Former Mayor Bill de Blasio had previously designated Lunar New Year a public school holiday in 2015. But this year, the New York City Department of Education did not designate Lunar New Year, which fell on Sunday, Jan. 22, this year, as a school holiday. Not even a Monday observance was recognized.
“Lunar New Year is one of the most important annual celebrations for our Asian communities,” Councilmember Chris Marte said. “Unfortunately, while Lunar New Year is recognized as a city holiday, the DOE has not allowed students to have a day off when the first day of the new year falls on a weekend. This caused a lot of confusion for students, and kept them from fully celebrating with their families.”

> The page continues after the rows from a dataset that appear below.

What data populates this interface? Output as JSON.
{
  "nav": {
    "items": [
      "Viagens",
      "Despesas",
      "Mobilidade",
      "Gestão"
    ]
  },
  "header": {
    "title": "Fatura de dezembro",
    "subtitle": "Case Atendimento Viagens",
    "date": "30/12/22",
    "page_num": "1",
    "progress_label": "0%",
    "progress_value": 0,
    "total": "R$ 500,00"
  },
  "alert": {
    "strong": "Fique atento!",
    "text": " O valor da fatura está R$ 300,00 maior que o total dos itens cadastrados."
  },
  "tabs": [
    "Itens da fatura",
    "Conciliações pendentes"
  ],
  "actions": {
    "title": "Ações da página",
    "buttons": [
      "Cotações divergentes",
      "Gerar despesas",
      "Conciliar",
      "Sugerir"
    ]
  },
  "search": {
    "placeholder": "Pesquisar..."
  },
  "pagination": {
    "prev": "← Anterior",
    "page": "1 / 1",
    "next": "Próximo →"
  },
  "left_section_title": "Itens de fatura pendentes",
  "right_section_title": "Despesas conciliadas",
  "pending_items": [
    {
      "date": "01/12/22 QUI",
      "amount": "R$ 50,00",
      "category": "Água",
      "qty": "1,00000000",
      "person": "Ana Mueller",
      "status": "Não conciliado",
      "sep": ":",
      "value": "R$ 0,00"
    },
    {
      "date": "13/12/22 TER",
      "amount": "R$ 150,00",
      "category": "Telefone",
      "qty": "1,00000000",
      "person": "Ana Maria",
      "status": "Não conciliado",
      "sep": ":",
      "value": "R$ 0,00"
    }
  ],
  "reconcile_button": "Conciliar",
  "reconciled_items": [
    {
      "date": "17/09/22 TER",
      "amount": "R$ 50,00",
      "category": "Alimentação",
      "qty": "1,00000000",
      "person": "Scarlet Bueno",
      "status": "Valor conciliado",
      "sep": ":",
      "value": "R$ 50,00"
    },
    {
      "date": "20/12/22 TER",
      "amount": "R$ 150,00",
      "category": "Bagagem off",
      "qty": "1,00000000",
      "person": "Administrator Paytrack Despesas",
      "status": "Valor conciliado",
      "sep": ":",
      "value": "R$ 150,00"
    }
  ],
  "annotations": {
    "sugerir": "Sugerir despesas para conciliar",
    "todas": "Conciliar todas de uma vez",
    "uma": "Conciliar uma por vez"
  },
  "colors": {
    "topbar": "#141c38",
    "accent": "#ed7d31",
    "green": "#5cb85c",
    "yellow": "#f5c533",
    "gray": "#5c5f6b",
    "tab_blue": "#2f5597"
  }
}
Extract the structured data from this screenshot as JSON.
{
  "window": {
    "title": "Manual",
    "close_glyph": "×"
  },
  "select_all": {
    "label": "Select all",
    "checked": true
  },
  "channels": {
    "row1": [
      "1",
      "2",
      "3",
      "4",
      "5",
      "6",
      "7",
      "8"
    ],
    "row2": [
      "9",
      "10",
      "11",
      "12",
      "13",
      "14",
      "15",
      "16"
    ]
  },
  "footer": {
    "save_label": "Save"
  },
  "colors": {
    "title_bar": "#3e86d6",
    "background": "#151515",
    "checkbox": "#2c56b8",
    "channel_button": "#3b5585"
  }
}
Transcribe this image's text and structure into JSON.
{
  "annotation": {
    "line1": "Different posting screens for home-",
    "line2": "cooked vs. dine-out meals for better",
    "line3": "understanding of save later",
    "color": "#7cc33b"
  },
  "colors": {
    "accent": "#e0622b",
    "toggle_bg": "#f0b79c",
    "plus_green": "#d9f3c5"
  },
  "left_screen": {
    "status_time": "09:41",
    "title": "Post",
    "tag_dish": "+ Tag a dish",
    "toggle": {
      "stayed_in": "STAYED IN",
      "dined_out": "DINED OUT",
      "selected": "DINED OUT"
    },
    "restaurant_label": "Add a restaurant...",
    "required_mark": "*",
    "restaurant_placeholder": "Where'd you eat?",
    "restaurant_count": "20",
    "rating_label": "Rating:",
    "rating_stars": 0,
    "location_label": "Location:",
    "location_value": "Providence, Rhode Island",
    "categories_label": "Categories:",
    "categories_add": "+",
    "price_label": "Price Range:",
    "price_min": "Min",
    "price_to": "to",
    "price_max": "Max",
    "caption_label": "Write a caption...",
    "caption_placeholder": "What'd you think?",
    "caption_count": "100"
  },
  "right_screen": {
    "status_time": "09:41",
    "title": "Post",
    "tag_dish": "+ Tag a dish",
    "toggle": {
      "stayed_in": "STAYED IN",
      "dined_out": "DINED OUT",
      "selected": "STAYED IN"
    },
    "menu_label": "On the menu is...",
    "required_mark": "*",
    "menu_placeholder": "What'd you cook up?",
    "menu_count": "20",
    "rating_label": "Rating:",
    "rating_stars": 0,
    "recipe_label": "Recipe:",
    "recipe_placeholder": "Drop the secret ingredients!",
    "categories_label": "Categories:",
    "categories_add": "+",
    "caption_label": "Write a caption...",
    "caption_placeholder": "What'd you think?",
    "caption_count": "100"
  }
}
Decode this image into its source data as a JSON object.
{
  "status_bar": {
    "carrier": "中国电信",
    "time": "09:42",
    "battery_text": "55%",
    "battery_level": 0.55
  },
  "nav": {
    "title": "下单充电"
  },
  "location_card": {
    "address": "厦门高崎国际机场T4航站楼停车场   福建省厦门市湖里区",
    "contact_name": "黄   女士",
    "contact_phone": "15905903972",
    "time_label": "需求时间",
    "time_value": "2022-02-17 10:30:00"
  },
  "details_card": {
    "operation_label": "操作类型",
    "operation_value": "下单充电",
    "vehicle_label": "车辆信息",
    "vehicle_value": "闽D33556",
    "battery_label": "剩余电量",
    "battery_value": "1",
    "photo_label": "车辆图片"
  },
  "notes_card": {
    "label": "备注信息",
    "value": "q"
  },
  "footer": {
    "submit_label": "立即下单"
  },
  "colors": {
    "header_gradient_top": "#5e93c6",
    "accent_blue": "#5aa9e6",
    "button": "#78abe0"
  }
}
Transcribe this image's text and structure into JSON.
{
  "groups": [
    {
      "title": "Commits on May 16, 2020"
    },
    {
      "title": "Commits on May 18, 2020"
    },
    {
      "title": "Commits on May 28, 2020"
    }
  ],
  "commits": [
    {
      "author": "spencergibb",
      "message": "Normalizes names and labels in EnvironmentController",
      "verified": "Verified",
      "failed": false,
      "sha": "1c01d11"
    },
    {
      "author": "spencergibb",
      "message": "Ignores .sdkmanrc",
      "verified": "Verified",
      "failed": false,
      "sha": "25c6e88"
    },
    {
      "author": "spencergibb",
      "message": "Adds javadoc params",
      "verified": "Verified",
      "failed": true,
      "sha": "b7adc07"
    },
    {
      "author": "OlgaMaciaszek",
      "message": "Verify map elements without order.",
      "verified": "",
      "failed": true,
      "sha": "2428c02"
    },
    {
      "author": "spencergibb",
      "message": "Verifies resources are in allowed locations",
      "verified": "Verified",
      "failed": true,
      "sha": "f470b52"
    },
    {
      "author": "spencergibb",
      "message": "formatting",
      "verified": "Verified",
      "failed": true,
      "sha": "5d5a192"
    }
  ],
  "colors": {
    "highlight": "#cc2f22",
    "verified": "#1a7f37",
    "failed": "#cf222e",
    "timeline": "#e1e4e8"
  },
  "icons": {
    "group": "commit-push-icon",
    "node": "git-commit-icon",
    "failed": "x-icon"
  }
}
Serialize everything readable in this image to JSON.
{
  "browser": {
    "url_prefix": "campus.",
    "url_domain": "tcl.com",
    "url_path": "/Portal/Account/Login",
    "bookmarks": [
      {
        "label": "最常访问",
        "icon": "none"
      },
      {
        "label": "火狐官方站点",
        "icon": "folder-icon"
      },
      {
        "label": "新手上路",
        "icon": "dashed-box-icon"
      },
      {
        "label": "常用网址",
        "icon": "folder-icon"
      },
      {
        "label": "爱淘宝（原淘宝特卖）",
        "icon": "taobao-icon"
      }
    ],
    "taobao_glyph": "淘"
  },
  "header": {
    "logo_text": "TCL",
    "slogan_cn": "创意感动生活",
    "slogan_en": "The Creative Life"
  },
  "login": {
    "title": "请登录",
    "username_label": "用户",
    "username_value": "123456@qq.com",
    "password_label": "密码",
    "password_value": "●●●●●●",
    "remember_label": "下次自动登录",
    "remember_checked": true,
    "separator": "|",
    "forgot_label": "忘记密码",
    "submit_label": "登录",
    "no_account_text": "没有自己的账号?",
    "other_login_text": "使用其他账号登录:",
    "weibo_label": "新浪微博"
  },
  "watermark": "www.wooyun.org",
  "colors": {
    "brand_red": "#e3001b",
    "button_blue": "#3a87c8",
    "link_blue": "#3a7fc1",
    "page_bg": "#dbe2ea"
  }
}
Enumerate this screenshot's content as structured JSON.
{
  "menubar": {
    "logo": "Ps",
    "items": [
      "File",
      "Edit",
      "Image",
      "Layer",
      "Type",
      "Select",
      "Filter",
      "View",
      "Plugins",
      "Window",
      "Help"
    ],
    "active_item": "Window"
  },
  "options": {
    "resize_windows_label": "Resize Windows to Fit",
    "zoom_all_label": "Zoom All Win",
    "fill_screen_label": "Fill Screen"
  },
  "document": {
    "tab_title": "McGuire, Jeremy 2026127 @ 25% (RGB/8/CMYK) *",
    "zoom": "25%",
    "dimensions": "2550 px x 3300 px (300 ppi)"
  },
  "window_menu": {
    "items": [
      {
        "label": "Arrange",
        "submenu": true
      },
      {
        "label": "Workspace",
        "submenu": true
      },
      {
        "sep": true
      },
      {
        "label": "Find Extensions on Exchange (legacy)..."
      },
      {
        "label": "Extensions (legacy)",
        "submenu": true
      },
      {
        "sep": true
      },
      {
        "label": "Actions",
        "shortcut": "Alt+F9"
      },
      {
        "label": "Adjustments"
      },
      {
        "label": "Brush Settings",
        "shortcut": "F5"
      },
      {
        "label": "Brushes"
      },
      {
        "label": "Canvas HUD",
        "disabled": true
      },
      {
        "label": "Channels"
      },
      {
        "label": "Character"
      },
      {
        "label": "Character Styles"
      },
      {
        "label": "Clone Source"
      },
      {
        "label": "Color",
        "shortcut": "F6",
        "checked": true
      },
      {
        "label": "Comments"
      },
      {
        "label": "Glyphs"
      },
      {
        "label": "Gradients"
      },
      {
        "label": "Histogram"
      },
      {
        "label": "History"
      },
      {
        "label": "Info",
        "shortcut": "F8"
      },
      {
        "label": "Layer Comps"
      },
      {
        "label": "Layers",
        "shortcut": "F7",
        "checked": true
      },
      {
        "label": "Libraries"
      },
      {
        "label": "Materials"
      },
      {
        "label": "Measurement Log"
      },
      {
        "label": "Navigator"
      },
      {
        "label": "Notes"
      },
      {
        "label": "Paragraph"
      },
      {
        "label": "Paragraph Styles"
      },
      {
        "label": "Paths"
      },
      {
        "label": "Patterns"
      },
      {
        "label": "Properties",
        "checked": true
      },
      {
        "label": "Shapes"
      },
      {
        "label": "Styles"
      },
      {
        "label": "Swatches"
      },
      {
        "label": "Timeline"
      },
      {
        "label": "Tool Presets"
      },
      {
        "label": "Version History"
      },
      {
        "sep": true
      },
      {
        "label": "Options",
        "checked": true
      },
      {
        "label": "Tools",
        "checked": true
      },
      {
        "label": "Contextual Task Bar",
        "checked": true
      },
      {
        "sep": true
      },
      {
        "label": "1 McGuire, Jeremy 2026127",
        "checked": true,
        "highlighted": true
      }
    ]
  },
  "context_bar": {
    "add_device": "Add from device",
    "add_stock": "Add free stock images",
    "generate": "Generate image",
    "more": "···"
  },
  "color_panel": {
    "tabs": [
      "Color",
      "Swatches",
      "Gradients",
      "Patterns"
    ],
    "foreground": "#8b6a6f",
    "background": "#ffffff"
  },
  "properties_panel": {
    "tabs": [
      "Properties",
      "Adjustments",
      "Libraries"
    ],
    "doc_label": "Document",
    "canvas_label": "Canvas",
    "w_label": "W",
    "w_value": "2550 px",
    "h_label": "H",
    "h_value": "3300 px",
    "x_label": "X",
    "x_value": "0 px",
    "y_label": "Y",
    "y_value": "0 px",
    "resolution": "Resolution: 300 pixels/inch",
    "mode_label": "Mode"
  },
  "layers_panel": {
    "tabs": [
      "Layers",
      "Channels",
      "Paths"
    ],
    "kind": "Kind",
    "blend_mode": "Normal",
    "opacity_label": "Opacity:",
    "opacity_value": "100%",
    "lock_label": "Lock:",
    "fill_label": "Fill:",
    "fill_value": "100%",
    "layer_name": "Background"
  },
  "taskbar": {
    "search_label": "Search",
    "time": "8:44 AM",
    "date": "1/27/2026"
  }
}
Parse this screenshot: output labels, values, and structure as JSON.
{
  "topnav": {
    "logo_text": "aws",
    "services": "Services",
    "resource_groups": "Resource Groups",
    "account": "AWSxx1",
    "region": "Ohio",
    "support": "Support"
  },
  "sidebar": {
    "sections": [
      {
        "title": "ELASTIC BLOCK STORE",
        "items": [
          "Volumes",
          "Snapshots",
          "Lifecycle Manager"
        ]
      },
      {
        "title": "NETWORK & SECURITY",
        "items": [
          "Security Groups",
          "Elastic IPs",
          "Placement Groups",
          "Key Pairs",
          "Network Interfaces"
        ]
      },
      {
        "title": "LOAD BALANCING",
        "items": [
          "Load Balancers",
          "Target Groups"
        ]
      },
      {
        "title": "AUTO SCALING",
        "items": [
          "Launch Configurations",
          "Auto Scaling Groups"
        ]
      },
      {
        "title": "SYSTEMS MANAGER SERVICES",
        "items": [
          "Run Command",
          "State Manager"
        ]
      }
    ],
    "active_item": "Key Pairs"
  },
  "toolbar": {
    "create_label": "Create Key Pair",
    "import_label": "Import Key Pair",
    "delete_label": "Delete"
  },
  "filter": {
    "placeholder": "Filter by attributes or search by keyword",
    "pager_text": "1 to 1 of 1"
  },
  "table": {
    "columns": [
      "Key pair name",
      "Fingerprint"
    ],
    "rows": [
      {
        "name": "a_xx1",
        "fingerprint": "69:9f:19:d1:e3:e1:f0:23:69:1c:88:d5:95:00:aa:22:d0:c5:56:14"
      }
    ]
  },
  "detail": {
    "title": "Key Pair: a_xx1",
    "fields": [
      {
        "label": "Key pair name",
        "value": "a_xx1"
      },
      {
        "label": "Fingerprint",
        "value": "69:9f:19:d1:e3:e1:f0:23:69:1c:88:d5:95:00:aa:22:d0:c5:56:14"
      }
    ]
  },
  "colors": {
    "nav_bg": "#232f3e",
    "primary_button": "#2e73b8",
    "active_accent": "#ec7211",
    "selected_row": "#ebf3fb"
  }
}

amNewYork Metro has reached out to the Department of Education for comment, and is awaiting a response.
Wayne Ho, the president of Chinese-American Planning Council, which serves 280,000 New Yorkers, said the community was disappointed with the omission of the Lunar New Year from the city holiday calendar.
“Many in the community, including community members were disappointed and angry at the mayoral office and DOE for not recognizing Lunar New Year as a holiday and letting students off on Monday,” Ho said. “It’s repeating the sins of the past where students are getting pulled out of school and employees need to take time off to celebrate one of the most important holidays.”
Marte described the weeks of Lunar New Year celebration that falls within his district: parades, lion dances, firework viewings, and street fairs. Confetti lines every block and you can buy oranges on every corner. He noted the high numbers of supporters from the Chinatown, Flushing, and Sunset Park neighborhoods who testified at a community hearing on the resolution last month.
“The pandemic and rise in anti-Asian hate crimes led to families staying inside,” Marte said. “But this year, Chinatown came out in full force, proving the resiliency and strength of this immigrant community.”
Asians comprise 17% of New York City’s population, or roughly 1.5 million people. The Lunar New Year, which celebrates the beginning of the new year with its first moon cycle, is honored by billions of Chinese, Korean, Japanese, Vietnamese, Thai, and Tibetan people across Asia and around the world.
“Too often, decision makers and policymakers always play this game that if they do it for one group they have to do it for all groups,” Ho said. “There are so many holidays that DOE recognizes like, Chancellor’s Day. If they were concerned about the 180 days of instruction, they could have taken away some of the other holidays in late June with these random holidays.”
The City Council also adopted Councilmember Sandra Ung’s resolution on Feb. 2 urging Congress to designate Lunar New Year as a federally recognized holiday. Ung said the designation would recognize the Asian American community, the fastest growing demographic in the nation.
“Lunar New Year is an extremely important holiday in New York City,” Marte said. “It’s long overdue that our city recognizes this as an official holiday and that our Department of Education makes this an official school holiday as well.”